- RECORD SET -
= = = =
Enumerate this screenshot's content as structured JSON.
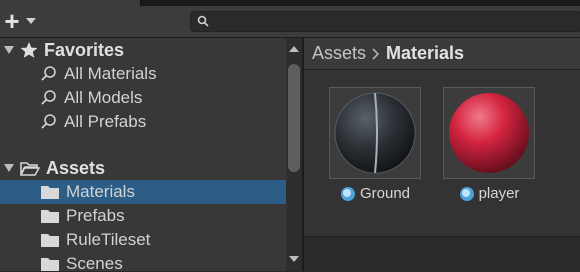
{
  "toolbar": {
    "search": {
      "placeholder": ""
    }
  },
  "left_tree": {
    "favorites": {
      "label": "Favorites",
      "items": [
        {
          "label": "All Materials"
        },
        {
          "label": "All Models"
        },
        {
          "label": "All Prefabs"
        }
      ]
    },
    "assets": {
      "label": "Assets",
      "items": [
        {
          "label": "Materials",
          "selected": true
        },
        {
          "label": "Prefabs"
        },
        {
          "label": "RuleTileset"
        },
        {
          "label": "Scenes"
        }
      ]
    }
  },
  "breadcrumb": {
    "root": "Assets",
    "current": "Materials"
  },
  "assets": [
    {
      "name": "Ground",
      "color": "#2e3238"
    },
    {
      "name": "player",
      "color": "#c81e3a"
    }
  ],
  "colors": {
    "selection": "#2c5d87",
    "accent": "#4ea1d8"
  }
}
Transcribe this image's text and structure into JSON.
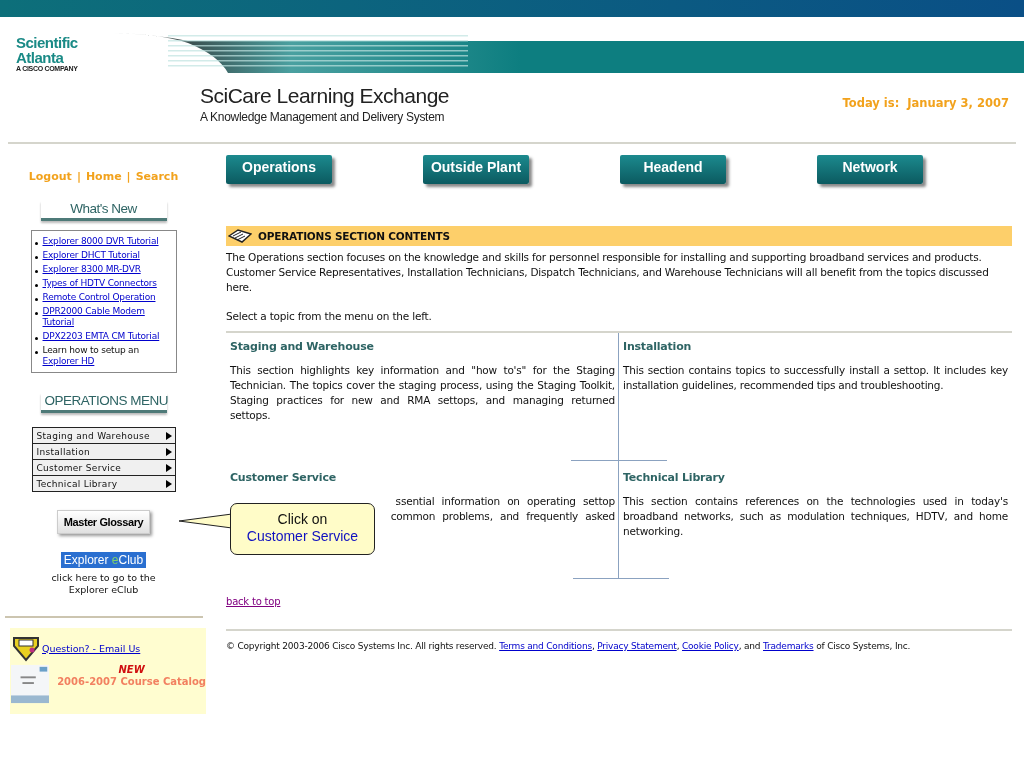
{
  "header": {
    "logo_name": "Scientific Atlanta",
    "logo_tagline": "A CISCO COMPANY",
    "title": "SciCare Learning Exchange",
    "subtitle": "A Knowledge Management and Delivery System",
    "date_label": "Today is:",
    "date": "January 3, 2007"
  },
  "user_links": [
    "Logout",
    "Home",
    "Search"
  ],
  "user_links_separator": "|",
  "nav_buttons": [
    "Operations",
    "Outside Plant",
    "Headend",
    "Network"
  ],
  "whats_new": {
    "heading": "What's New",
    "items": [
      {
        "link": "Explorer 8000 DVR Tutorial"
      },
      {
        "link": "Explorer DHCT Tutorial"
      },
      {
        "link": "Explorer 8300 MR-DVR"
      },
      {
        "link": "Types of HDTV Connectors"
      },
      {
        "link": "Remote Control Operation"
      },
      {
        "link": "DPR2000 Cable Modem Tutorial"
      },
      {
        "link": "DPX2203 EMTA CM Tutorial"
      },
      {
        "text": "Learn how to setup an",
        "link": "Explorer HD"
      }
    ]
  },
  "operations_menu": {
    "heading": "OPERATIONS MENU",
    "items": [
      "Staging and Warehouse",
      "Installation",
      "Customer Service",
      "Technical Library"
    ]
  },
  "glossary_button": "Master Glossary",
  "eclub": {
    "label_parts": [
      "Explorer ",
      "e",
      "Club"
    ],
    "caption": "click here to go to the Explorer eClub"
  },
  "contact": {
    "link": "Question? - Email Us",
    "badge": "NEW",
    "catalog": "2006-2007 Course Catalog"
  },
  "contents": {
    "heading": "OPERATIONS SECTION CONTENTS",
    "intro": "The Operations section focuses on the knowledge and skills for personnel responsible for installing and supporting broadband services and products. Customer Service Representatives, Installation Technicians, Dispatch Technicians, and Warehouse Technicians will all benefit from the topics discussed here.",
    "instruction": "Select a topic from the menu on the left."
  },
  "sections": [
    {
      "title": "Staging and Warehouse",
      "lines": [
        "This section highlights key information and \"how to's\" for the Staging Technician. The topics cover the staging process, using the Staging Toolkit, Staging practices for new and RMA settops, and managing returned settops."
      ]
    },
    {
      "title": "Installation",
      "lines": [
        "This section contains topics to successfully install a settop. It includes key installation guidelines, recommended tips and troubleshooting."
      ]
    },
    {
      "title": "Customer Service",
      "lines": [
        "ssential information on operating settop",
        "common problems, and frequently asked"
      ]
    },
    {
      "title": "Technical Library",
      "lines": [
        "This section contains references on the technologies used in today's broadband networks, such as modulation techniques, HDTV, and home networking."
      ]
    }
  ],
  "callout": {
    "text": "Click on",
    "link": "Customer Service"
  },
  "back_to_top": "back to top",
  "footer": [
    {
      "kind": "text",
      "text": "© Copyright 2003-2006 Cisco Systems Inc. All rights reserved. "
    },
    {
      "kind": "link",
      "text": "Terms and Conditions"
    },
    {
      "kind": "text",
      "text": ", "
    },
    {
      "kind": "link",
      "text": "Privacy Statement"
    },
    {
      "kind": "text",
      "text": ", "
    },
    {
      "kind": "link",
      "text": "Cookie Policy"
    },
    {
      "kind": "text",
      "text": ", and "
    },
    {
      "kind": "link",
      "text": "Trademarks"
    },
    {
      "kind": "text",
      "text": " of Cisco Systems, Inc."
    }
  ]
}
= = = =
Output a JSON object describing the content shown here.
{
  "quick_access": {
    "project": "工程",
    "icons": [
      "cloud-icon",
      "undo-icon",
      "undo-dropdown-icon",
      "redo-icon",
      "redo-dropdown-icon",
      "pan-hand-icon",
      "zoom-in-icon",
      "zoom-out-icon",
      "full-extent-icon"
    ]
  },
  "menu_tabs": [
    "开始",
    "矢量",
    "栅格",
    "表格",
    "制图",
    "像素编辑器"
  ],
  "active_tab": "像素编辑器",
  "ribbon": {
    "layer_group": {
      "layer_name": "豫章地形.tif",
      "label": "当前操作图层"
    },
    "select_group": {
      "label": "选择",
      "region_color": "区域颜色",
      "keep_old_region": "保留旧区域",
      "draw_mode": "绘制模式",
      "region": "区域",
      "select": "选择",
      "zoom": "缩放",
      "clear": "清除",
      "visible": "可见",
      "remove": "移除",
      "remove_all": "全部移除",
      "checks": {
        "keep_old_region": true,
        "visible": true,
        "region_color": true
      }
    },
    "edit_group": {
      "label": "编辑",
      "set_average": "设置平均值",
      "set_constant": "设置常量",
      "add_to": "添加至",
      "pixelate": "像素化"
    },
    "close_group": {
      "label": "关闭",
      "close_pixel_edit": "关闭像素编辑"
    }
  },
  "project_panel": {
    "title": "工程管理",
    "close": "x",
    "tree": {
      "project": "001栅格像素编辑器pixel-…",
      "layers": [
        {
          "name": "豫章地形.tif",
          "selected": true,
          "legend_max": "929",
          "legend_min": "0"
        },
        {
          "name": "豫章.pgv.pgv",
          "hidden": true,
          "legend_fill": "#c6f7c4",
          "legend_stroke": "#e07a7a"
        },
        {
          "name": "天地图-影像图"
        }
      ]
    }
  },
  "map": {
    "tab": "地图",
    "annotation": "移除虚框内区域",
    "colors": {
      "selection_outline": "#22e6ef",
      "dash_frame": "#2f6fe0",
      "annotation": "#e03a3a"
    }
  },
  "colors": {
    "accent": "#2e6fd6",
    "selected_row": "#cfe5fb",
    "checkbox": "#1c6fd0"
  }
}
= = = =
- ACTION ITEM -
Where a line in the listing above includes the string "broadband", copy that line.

- REPLY TO THE TASK -
    "intro": "The Operations section focuses on the knowledge and skills for personnel responsible for installing and supporting broadband services and products. Customer Service Representatives, Installation Technicians, Dispatch Technicians, and Warehouse Technicians will all benefit from the topics discussed here.",
        "This section contains references on the technologies used in today's broadband networks, such as modulation techniques, HDTV, and home networking."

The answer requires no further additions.